1. The velocity field at the surface makes a 45 degree angle to the right of the direction
of the wind stress at the surface in this steady state condition.
2. The exponential dependence shows that the flow decreases to 0 as we go deeper in the ?, the flow has reversed direction from southeast to northwest. z??ocean. ?3. At a distance This depth is arbitrarily taken as the effective depth of the Mixed layer and is called the
Unfortunately, it is very difficult to experimentally observe the above solutions in
the ocean. The primary causes of the inaccuracy of the above solution are due to the
assumption of a spatially independent vertical viscosity which was somewhat arbitrary ?v
for simplification purposes and the assumption of a constant stress field at the surface (we
know that winds are continuously changing with time). Further, no horizontal boundaries
were assumed so the results above are only applicable in the open ocean away from the
continents. Needless to say it is still quite on open area of research to relax some of the
above assumptions and still obtain a nice compact analytic solution. We can, however,
still appreciate the above results. Equation (9) and figure (1) show us a simple but
physically plausible coupling of the atmospheric conditions to the ocean. Further,
observations of the flow field in the mixed layer over a span of multiple days, confirm
approximation representations of the above solutions.
3: Transport and Upwelling
Often we are interested in examining the transport of a vertical fluid column
throughout the ocean basin. The appropriate quantity to consider is the horizontal mass
transport and is defined as
The mass transport is a measure of the quantity of a vertical fluid column that passes a
point per unit time. The depth value, h, is determined by the scaling of the mixed layer, or

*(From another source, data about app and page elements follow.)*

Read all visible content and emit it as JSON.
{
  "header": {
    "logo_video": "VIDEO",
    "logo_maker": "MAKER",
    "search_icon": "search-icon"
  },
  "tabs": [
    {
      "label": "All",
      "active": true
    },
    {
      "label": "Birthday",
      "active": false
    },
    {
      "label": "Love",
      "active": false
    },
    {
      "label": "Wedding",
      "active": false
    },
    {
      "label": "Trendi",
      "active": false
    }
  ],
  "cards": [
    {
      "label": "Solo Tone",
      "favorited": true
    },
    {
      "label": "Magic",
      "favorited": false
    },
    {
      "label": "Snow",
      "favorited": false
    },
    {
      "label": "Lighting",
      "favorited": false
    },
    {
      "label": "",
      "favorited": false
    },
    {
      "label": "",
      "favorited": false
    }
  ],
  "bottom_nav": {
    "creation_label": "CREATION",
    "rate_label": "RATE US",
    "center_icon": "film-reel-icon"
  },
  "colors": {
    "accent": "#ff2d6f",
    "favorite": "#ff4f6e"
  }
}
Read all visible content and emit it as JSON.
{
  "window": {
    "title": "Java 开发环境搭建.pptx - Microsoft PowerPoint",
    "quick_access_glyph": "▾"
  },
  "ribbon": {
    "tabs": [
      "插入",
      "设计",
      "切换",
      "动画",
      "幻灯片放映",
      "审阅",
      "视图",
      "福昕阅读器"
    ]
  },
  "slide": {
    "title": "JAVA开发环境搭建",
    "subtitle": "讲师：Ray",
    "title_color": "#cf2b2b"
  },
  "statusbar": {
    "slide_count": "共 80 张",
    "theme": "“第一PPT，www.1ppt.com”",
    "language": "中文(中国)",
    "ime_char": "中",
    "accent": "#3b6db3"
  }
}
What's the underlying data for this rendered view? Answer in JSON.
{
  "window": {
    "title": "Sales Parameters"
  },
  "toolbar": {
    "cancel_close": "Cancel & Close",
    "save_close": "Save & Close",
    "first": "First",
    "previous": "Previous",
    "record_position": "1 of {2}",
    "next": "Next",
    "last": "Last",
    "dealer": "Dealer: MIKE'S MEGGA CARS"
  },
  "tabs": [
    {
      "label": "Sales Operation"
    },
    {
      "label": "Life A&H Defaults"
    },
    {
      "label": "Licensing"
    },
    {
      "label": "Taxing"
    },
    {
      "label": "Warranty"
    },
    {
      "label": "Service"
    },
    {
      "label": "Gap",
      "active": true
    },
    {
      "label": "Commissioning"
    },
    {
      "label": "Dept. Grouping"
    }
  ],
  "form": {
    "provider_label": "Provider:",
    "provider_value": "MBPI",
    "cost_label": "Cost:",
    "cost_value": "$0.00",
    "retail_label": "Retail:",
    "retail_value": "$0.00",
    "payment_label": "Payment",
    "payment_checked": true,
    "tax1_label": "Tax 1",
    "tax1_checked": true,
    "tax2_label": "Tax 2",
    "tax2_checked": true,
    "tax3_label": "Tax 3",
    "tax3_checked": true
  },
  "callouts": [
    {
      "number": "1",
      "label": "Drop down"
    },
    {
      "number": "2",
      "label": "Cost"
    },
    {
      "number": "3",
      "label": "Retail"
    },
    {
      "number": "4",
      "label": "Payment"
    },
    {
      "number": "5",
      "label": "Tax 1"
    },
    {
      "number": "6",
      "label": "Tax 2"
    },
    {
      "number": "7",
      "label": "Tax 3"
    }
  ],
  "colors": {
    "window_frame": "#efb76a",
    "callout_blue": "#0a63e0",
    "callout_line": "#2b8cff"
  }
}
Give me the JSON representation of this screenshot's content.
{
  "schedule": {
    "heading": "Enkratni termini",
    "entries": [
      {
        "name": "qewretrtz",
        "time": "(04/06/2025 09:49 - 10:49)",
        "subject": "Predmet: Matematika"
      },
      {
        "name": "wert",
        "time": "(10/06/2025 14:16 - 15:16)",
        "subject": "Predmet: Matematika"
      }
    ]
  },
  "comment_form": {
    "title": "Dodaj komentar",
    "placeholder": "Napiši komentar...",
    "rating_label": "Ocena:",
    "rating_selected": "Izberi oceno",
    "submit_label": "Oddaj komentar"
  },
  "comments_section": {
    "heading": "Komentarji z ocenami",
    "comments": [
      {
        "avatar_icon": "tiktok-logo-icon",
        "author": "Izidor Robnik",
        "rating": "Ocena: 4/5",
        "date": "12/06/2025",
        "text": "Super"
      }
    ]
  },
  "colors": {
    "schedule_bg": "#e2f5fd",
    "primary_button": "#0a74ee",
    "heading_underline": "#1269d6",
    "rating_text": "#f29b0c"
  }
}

alternatively where horizontal motions are assumed to vanish.
For the Ekamn solution discussed above, we can assume the ocean is
incompressible and thus examine a volumetric flow rate. Integration over the vertical
Ekman layer of equation (9) provides us with the components of the volume of fluid
transported within the mixed later:
00Volume transport in the east-west direction
00?Volume transport in the north-south direction ????vdzvdz FF??f?????
Recall that the applied stress was assumed in the east-west direction while the volume
transport is solely in the north-south direction. These results indicate that the transport of fluid volume is at right angles to the direction of the applied wind stress at the surface.
The net volume transport or mass transport to the right of the wind stress derived above
has significant implications on the ocean current patterns in the Atlantic and Pacific basin.
The average effects of the semi-permanent Bermuda high in the Atlantic Ocean leads to a long duration southerly wind flow along the east coast of the United States.
The water volume in the mixed layer is therefore transported to the east as calculated
above. Conservation of mass requires the above transported volume to be replaced by the
ocean water below the mixed layer. This leads to an upwelling or net vertical current
along the coastline. These upwelling effects have major implications on the ocean
climate as well as the biological conditions of the coastline environment. One can
imagine that nutrient rich conditions below the mixed layer provide the surrounding
marine life at the surface with an abundant source of food.
The arguments leading to upwelling along the coast are qualitatively sound but are not quantitatively relevant yet since we assumed no continental boundaries in section
2. In the next chapter, we will include these horizontal boundary conditions as well as
relax some of the above assumptions to obtain a more accurate representation of the
horizontal current along the coastline.